We thrive when we are free



There’s a story about a jaguar in a zoo who lived for nearly a decade in a 500 square foot enclosure. The zoo had provided it with proper food, water, and, for the most part, stimulation. However, over time, the wild cat began to feel the stress of living in captivity. These animals hold the memory of freedom deep in their bones, so the jaguar began to pace. Back and forth it went, day after day, month after month, year after year, until a dirt ring had sunk below the green grass around the perimeter of the cage. A well-worm pawed path to trace the anxiety of a wild creature held captive.

Eventually, the organization built the jaguar a larger cage. 3,000 square feet was the new size. It was over six times as big as the old enclosure. There was a large swimming hole, trees to lie under, plenty of rocks to climb. There was even a cave to curl within. They reintroduced the cat to its new home. It explored a bit, took a dip in the swimming hole, slithered into the cave. Almost immediately, the jaguar resumed its habit of circling those 500 square feet where the perimeter of the cage used to be, and was no longer. And now again, day after day, week after week, the majestic cat would slink back and forth as if nothing had changed.

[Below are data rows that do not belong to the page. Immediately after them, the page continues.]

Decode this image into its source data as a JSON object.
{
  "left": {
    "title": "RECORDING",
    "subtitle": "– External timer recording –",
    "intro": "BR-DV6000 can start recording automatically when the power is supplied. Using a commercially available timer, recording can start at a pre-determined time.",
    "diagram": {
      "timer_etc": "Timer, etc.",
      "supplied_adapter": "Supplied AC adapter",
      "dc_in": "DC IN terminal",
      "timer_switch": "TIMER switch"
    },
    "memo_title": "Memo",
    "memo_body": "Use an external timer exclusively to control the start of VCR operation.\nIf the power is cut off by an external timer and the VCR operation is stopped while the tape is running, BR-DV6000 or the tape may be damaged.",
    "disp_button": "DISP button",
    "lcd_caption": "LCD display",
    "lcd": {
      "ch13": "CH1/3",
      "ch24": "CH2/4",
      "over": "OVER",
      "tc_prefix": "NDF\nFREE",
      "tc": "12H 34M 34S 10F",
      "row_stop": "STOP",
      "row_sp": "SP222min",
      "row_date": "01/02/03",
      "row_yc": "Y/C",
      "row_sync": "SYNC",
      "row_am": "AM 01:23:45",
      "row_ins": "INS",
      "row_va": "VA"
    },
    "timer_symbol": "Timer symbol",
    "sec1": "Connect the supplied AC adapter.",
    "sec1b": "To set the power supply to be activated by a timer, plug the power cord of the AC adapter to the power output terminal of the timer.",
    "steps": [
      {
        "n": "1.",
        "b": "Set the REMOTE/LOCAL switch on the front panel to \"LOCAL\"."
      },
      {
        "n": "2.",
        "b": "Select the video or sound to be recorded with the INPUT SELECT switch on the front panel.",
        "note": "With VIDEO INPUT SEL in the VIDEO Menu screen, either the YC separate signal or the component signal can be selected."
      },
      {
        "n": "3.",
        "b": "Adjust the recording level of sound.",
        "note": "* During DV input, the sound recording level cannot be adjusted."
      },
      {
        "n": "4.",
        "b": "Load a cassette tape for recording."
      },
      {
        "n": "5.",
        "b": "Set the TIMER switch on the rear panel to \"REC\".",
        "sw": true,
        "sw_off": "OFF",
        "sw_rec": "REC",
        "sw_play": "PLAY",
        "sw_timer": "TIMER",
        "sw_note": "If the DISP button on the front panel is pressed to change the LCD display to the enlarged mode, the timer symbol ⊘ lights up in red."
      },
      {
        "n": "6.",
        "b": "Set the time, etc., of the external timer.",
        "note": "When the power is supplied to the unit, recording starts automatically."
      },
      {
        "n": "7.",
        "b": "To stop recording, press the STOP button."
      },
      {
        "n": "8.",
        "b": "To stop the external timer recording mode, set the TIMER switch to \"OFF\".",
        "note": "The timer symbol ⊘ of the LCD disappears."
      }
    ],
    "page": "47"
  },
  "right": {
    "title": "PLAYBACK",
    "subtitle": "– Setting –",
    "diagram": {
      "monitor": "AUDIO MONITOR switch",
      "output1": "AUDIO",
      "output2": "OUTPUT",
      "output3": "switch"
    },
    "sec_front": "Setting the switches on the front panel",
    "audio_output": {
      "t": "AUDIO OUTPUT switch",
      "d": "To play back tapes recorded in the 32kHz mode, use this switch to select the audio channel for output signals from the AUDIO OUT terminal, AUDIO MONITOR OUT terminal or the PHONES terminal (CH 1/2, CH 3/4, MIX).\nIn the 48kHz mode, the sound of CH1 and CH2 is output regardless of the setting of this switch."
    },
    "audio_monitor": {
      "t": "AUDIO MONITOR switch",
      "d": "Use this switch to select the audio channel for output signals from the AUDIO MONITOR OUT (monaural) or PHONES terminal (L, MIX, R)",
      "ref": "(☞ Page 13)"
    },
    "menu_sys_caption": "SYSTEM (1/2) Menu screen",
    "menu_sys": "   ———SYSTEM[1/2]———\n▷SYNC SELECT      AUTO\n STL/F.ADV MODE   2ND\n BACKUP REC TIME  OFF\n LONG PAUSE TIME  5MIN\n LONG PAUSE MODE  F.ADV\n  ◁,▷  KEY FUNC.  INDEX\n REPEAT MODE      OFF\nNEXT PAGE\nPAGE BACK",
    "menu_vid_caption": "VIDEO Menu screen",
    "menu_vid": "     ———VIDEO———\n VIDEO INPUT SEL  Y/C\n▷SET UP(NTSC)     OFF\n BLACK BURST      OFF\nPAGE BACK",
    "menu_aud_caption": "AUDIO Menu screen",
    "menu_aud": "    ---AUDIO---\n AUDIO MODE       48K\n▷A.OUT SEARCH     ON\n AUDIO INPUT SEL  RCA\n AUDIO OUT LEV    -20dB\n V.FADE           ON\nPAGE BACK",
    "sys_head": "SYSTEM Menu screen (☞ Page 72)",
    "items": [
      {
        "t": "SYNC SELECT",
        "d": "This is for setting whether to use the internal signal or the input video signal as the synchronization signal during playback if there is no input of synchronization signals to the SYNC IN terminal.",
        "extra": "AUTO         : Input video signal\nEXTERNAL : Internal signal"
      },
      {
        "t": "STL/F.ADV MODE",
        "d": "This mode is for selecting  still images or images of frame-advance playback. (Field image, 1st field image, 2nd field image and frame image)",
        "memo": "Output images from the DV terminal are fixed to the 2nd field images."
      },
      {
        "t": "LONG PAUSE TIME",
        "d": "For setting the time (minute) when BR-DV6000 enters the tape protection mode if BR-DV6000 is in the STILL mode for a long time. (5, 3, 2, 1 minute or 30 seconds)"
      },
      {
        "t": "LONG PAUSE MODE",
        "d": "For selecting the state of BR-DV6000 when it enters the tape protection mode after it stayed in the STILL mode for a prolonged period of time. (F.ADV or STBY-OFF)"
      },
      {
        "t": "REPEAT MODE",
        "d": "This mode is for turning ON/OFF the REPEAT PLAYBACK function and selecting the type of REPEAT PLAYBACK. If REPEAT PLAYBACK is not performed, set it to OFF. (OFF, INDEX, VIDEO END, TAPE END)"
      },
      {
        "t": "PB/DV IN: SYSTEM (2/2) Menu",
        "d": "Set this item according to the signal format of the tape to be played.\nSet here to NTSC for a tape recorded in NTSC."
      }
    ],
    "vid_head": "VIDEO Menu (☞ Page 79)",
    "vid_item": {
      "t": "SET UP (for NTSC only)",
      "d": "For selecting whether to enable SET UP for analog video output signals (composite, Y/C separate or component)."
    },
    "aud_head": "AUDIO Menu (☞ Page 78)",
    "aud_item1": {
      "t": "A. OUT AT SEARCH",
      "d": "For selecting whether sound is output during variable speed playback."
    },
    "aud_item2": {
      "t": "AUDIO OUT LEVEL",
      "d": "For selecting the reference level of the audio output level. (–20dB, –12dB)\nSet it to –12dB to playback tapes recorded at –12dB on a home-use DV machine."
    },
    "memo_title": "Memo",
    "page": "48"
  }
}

We are not so different from jaguars. We thrive when we are free. We thrive when we can roam without border. We also live within habits. Sometimes we do not realize that the limits that used to surround us are no longer. We get so busy, or stressed, or preoccupied with our lives, that we forget to look around to see if the cage is really, in fact, still there.

This pacing jaguar speaks to the nature of habit. At one time, the habits we formed were helpful. Perhaps they let us cope with stress, or unpredictability. They gave stability. Over time, if we want to thrive, we must shift our habits. The jaguar in the cage represents those well-worn neural pathways in the brain. These are the automatic things we do without thinking. From the way we eat, to the words we speak to ourselves, our habits shape our lives. Neuroplasticity is a relatively new discovery in the scientific community that says we can actually create new neural pathways in the brain. Through many practices (like yoga and travel), we can actually change the patterns of our brain; we can shift out of that old cage.

Travel increases neuroplasticity. We step all the way out of the cage. We are gifted new eyes with which to see the world. We literally cannot repeat the same routine we do at home. We are ushered into new cultures, new sights, and new people. The sunsets have a different hue of purple than we’re used to seeing at home. We smell cooking that we do not recognize, and feel our mouths watering for that unknown blessing. We get to meet people we wouldn’t otherwise, who have some piece of the puzzle and perspective in the web of life that is completely, uniquely theirs. Whenever we immerse ourselves in these experiences, we are forever and irreversibly changed. We cannot go back. We have peeled a layer of the world back. We can see. We carry this new vision back with us into our lives. When we re-enter home life, we see that the cage had long disappeared. - Nicole Nardone